Neurocrine Biosciences has teamed up with Jnana Therapeutics to develop drugs that target solute carrier (SLC) metabolite transporters. The collaboration gives Neurocrine a potential source of small molecules to treat disorders of the central nervous system.
SLCs are a 400-strong family of membrane proteins that control the flow of metabolites into and out of cells. Multiple companies have tried to drug the proteins—SGLT2 inhibitors being a recent example of a successful effort—but the therapeutic potential of the vast majority of SLCs remains untapped and underexplored.
Jnana, a 2018 Fierce 15 winner, is working to develop small molecules that open new, SLC-focused opportunities to treat disease. In Neurocrine, Jnana has found a biotech willing to support its efforts.
Neurocrine is making an upfront payment and committing research funding for the chance to jointly work with Jnana on the identification of novel compounds. This stage of the project will make use of Jnana’s drug discovery platform. Beyond that, Neurocrine will take the most promising compounds through further lead optimization and the rest of the development and commercialization process.
Jnana is in line to receive milestones and royalties if assets advance through development and start racking up commercial sales. Neither company has disclosed the value of the deal.
The deal comes with some nonfinancial perks for Jnana, too. Neurocrine is giving Jnana a one-time opportunity to screen a subset of its compound library for hits against some non-CNS targets. The deal also gives Jnana a chance to expand beyond its early in-house focus on conditions including inflammatory bowel disease and start to explore the CNS potential of its platform.
Jnana sees Neurocrine as a good partner to support this expansion.
“Their deep knowledge in neuroscience and of the solute carrier family of transporters makes them an ideal partner as we work together to discover new medicines to treat CNS disorders," Jnana CSO Joel Barrish said in a statement.

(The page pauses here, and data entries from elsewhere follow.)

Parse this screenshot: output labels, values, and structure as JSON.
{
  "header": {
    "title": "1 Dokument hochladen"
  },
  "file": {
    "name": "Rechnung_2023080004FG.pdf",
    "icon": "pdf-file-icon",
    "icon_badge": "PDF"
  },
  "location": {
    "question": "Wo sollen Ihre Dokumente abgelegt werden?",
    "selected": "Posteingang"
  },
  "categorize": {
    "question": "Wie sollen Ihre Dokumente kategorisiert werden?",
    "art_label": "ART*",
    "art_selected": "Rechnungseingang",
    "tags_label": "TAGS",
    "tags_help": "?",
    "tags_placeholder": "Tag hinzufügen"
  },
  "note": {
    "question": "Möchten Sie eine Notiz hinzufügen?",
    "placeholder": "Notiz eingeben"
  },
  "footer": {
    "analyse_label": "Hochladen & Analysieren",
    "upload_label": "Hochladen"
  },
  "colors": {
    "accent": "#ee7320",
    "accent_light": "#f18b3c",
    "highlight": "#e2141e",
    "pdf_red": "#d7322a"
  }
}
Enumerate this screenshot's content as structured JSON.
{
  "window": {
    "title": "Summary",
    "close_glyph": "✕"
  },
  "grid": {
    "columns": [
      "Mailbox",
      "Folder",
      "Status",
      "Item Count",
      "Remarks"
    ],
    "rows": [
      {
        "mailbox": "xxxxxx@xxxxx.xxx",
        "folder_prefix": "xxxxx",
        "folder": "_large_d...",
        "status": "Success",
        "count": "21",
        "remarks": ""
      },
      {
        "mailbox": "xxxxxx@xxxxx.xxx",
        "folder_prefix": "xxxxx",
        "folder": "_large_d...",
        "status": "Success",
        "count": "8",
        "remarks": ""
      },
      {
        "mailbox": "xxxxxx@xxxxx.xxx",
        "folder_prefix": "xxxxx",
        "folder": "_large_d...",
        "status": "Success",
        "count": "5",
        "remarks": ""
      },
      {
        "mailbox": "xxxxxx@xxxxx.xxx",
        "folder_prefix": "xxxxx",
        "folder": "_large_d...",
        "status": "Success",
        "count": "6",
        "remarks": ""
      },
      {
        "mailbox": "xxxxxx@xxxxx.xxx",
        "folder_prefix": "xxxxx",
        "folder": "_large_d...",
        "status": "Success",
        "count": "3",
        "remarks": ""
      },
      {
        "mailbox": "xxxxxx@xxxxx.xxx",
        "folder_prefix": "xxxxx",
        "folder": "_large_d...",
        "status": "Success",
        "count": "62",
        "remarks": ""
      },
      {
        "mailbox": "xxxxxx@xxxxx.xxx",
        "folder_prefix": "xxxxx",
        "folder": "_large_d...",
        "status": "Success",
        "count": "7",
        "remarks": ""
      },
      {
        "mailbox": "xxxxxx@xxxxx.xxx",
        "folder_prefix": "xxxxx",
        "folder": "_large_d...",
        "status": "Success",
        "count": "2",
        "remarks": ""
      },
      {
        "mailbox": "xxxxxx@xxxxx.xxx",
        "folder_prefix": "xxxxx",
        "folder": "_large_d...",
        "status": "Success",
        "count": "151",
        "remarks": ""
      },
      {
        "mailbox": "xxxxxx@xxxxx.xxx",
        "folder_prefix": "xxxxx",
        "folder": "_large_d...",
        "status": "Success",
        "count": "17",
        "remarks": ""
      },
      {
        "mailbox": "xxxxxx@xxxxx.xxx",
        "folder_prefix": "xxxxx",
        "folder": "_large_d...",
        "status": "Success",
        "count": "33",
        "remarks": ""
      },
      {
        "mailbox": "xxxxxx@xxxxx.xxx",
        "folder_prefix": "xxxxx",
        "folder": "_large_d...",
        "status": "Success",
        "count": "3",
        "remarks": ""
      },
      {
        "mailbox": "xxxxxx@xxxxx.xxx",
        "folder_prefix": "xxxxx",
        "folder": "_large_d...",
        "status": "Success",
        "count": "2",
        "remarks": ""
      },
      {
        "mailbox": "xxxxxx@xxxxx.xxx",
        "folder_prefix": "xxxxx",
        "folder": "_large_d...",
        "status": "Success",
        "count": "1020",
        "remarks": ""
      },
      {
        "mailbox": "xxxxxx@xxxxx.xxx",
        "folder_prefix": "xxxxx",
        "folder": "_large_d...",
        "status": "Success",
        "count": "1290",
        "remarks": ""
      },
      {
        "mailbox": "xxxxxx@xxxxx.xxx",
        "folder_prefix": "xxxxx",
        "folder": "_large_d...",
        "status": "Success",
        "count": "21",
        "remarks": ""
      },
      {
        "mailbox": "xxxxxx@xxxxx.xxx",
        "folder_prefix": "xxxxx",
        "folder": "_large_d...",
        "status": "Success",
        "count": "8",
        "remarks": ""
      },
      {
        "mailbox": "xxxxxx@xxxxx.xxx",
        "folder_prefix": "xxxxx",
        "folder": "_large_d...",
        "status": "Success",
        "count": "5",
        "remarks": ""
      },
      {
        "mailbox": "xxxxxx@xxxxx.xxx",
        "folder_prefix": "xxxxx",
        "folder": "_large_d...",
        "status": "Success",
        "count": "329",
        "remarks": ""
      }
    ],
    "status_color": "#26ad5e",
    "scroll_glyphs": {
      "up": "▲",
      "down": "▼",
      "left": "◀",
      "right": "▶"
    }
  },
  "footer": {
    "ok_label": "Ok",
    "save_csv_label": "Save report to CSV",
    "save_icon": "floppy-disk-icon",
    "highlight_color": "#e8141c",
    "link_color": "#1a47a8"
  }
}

Neurocrine built up its reputation in the CNS sector through the development of Ingrezza, a VMAT2 inhibitor that won FDA approval in the movement disorder tardive dyskinesia last year. Ingrezza is now closing in on another key moment. Having seen Ingrezza fall short in two Tourette syndrome trials, Neurocrine is approaching the readout from a potentially-pivotal phase 2b trial in the indication.